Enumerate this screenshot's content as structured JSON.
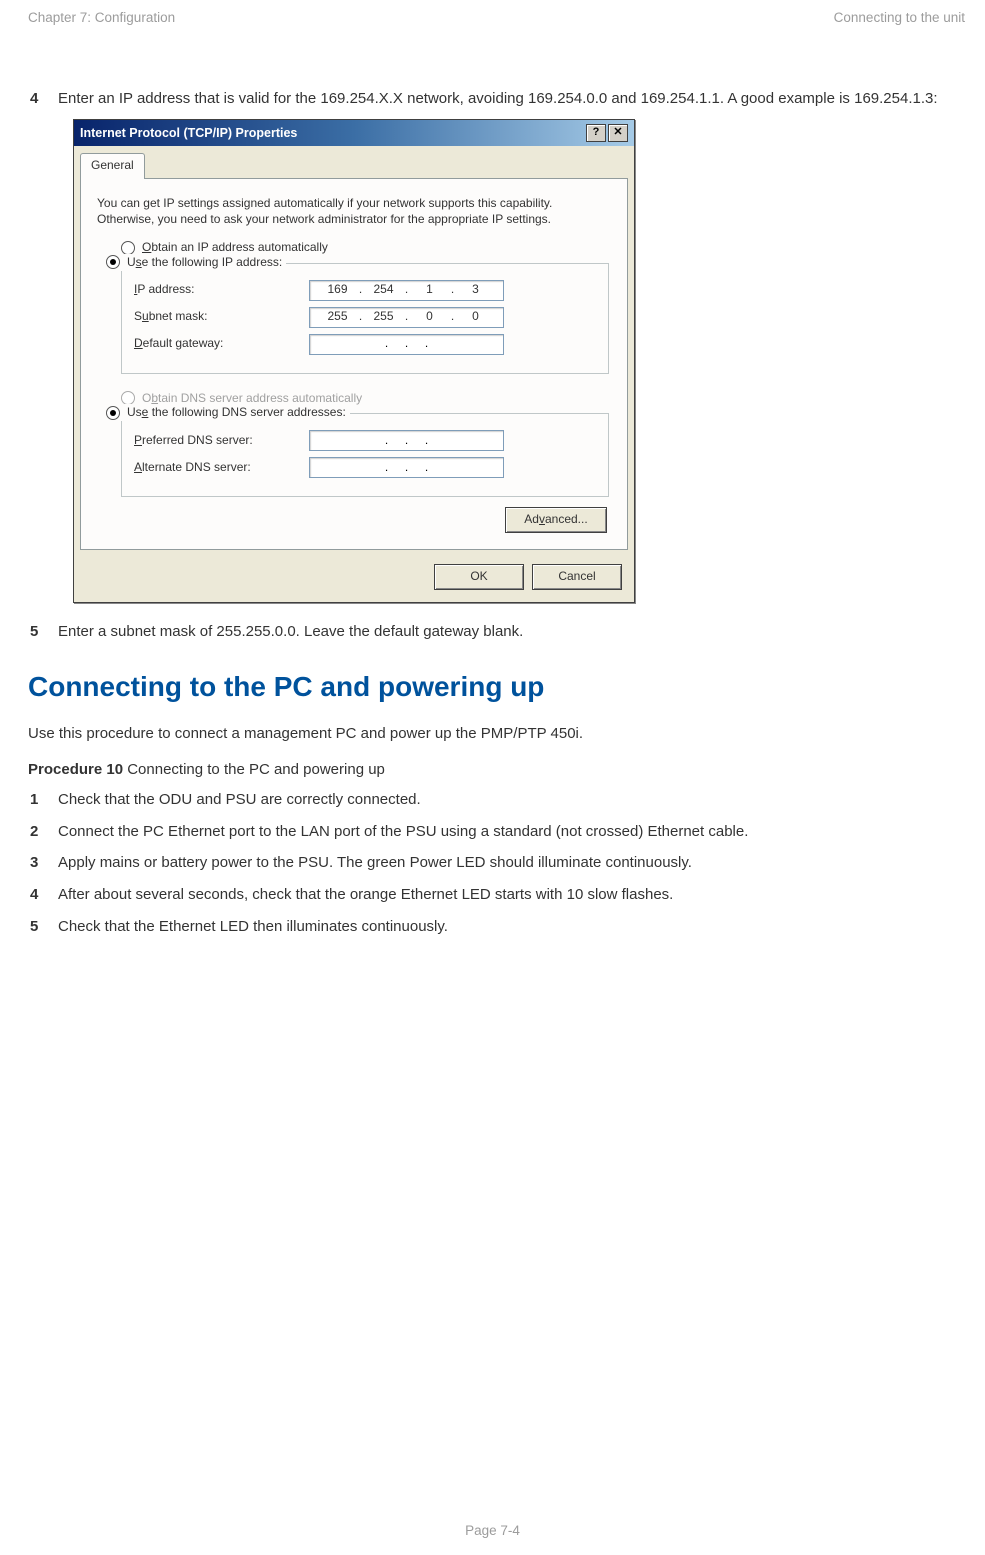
{
  "header": {
    "left": "Chapter 7:  Configuration",
    "right": "Connecting to the unit"
  },
  "steps_a": [
    {
      "n": "4",
      "text": "Enter an IP address that is valid for the 169.254.X.X network, avoiding 169.254.0.0 and 169.254.1.1. A good example is 169.254.1.3:"
    },
    {
      "n": "5",
      "text": "Enter a subnet mask of 255.255.0.0. Leave the default gateway blank."
    }
  ],
  "dialog": {
    "title": "Internet Protocol (TCP/IP) Properties",
    "help_glyph": "?",
    "close_glyph": "✕",
    "tab": "General",
    "intro": "You can get IP settings assigned automatically if your network supports this capability. Otherwise, you need to ask your network administrator for the appropriate IP settings.",
    "opt_auto_ip": "Obtain an IP address automatically",
    "opt_use_ip": "Use the following IP address:",
    "lbl_ip": "IP address:",
    "lbl_subnet": "Subnet mask:",
    "lbl_gateway": "Default gateway:",
    "ip": [
      "169",
      "254",
      "1",
      "3"
    ],
    "subnet": [
      "255",
      "255",
      "0",
      "0"
    ],
    "opt_auto_dns": "Obtain DNS server address automatically",
    "opt_use_dns": "Use the following DNS server addresses:",
    "lbl_pref_dns": "Preferred DNS server:",
    "lbl_alt_dns": "Alternate DNS server:",
    "btn_adv": "Advanced...",
    "btn_ok": "OK",
    "btn_cancel": "Cancel",
    "u": {
      "O": "O",
      "s": "s",
      "I": "I",
      "u": "u",
      "D": "D",
      "b": "b",
      "e": "e",
      "P": "P",
      "A": "A",
      "v": "v"
    }
  },
  "section_title": "Connecting to the PC and powering up",
  "section_lead": "Use this procedure to connect a management PC and power up the PMP/PTP 450i.",
  "proc_label_bold": "Procedure 10",
  "proc_label_rest": "  Connecting to the PC and powering up",
  "steps_b": [
    {
      "n": "1",
      "text": "Check that the ODU and PSU are correctly connected."
    },
    {
      "n": "2",
      "text": "Connect the PC Ethernet port to the LAN port of the PSU using a standard (not crossed) Ethernet cable."
    },
    {
      "n": "3",
      "text": "Apply mains or battery power to the PSU. The green Power LED should illuminate continuously."
    },
    {
      "n": "4",
      "text": "After about several seconds, check that the orange Ethernet LED starts with 10 slow flashes."
    },
    {
      "n": "5",
      "text": "Check that the Ethernet LED then illuminates continuously."
    }
  ],
  "footer": "Page 7-4"
}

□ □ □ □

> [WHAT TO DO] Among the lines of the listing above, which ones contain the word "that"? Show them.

> [RESULT]
      "text": "Enter an IP address that is valid for the 169.254.X.X network, avoiding 169.254.0.0 and 169.254.1.1. A good example is 169.254.1.3:"
      "text": "Check that the ODU and PSU are correctly connected."
      "text": "After about several seconds, check that the orange Ethernet LED starts with 10 slow flashes."
      "text": "Check that the Ethernet LED then illuminates continuously."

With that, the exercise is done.